The story's plot is, like most stories in the same style, fairly unremarkable. The Angels are dispatched to figure out why most of the wealthy, powerful elderly men of Europe are suddenly getting married to a ton of girls from the Countess's "dance school" and apparently completely neglecting to do anything but dote on them, and along the way the Countess's henchmen, abetting her in her badness, attempt to thwart them. Newman isn't overly concerned with the plot; what he's concerned with is the cramming in of as many hilarious references as possible, and in this he is totally successful. I had a moment of incredible cocoa-spewing laughter when the Angels attended the ball and the band was, unmistakeably, a nineteenth-century KISS (perhaps a nod to the 1978 Hessler film and its hilarious attempt to attach itself to the Phantom story?).
The story reaches its crisis point when the daroga is knocked overboard and presumably killed (no! ...it's all right, nobody ever kills Bosley) and the ladies discover, shortly before being captured, that the Countess's eligible young wives are actually cunningly-made mechanical dolls. That's right... this, ladies and gentlemen, is also Ira Levin’s 1972 novel The Stepford Wives in the 1800s. In the background, "The clowns were now performing some interminable Rhapsody from Bohemia, which made Irene vow to avoid that region in the future."
Erik is oddly altruistically inclined in this story (or, at least, oddly positive and willing to interact with the world, even if he is being paid handsomely for it), but Newman doesn't leave out his creepier aspects entirely; both Christine and Trilby have obviously been heavily hypnotized and meddled with mentally, as at a musical signal from him they turn into perfectly-tuned ninja death machines who have no memory of the incident afterward. This is an obvious nod to both Leroux's Erik and du Maurier's Svengali, as well as possibly being influenced by the 1944 Waggner/Karloff film with its heavy emphasis on hypnotism. Irene, understandably, is creeped out by their sudden, intermittent transformations into blank-eyed zombies.

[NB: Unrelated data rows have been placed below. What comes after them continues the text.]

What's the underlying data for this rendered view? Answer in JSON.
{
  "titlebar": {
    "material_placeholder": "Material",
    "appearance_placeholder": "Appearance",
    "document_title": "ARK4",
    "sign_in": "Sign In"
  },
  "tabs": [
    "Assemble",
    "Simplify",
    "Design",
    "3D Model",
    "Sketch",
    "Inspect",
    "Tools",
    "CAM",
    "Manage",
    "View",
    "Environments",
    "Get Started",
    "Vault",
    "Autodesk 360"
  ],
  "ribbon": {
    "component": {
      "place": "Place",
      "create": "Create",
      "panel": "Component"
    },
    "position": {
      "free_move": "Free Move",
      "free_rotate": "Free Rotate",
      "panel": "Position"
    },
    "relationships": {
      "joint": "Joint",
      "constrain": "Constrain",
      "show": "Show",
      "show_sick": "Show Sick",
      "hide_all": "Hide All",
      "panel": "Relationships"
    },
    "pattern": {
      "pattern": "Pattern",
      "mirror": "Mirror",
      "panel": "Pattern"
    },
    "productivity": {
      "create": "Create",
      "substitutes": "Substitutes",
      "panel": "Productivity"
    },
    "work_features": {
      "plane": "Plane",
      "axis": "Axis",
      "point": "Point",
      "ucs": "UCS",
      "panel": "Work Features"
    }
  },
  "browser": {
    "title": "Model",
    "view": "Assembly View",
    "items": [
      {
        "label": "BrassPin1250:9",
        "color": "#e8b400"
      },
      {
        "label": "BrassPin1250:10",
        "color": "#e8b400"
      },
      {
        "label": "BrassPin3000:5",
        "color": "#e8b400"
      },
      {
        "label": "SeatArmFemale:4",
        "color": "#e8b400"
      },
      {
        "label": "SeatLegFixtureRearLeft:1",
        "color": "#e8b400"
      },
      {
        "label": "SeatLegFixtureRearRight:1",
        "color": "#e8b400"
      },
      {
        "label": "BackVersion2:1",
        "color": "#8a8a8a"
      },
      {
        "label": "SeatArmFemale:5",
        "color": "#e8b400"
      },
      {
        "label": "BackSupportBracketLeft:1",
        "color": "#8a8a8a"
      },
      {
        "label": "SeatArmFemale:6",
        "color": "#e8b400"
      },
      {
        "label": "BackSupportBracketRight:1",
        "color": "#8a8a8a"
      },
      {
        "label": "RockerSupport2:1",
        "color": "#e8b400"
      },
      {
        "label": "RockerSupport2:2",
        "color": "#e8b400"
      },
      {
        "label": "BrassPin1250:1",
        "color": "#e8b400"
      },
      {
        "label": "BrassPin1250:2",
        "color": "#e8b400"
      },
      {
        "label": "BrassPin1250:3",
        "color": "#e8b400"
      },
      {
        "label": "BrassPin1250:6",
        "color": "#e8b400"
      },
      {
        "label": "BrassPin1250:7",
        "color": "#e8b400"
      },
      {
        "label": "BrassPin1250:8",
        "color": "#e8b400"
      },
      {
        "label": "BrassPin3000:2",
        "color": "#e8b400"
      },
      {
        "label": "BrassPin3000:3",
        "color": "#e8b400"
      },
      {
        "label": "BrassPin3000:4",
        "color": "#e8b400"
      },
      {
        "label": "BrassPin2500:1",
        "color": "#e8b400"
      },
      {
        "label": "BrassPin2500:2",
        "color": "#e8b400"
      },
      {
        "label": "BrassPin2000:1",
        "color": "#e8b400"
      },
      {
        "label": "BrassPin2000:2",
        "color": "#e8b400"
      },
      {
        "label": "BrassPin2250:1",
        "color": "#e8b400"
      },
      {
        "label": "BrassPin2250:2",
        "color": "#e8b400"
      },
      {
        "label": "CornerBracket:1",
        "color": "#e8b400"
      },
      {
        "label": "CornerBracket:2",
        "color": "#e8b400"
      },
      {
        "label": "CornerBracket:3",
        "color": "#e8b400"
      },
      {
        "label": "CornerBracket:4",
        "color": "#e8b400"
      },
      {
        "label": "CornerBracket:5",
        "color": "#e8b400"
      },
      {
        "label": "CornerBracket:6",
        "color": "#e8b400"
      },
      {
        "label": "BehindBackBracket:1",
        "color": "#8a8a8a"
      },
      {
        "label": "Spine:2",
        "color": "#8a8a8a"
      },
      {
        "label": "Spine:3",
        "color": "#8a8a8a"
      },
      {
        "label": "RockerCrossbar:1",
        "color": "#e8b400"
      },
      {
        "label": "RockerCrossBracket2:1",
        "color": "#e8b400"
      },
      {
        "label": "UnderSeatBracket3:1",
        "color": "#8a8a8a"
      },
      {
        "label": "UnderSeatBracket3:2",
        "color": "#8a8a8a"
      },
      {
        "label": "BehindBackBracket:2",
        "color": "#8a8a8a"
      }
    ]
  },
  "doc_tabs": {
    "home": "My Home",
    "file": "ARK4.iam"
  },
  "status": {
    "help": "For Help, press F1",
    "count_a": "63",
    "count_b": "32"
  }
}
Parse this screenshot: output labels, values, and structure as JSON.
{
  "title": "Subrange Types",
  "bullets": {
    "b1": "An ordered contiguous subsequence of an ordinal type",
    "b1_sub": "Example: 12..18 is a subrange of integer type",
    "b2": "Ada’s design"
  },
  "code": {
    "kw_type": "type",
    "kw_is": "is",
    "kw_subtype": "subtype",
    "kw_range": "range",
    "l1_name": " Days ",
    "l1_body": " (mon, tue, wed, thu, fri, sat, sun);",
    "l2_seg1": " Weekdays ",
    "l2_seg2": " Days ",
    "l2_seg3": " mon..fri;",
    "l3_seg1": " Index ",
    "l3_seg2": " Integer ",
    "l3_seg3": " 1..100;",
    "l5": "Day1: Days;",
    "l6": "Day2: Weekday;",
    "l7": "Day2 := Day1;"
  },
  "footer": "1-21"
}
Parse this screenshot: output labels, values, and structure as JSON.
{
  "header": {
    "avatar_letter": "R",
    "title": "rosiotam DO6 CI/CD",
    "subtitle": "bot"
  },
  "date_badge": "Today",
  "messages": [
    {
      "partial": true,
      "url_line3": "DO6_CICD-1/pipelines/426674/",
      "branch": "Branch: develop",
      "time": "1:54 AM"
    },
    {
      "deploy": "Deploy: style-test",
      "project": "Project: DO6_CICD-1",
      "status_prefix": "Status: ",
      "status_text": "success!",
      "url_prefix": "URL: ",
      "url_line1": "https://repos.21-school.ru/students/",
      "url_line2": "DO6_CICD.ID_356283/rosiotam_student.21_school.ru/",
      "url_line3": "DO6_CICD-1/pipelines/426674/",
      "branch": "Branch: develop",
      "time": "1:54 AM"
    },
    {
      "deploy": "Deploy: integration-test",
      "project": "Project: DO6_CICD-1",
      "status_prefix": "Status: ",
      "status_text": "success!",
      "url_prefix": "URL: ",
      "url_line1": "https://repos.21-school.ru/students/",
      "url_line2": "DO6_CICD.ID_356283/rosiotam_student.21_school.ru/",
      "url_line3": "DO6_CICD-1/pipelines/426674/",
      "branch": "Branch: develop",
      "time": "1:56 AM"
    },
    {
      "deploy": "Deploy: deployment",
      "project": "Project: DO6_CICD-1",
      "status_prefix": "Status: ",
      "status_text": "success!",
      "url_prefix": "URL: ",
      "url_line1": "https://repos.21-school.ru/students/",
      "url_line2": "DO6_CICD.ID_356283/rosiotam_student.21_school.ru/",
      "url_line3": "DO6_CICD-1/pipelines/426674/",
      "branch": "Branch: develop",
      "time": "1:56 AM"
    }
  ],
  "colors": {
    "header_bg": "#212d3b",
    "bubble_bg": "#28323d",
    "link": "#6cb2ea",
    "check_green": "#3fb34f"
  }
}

The Countess calls upon three of her clockwork ladies to defend her, revealing their names to be Barbee, Cyndee, and Annette, who are of course stand-ins for the most popular dolls of all time. Later in the same scene, the Countess (also revealed to be a doll, which is a twist unless, of course, you've actually read The Stepford Wives) performs what is very obviously the bullet-time dodge maneuver from the Wachowski Sisters' 1999 film The Matrix.
Finally, after much derring-do and nonsense (the daroga comes back from the "dead" just in the nick of time - huzzah!), Erik himself comes out to aid the ladies, taking the place of the clockwork band conductor (because only he could do so convincingly, of course!) and hypnotizing Christine and Trilby into singing such pure, piercing high tones that they shatter all the glass and machinery in the place, including the dolls. While Christine says hilariously foreshadowing things about the burst soldier dolls ("I love a man in uniform..."), Irene quits out of fear of Erik's mind-bending powers, whereupon he bestows the usual Charlie-esque round of congratulations before banning her from ever operating in France again lest she earn his ire (perhaps explaining why she's always in England or elsewhere on the continent, bothering Holmes).
But, of course, as we all know, there must always be three Angels, and Erik has just the backup waiting to step in: a darling girl named Olympia. Well, where did you think all the other dolls got their templates from?
And now we all know where Lloyd Webber got the idea for that horrifying wax-doll/sex-robot version of Christine from. Obviously, he was just paying an homage.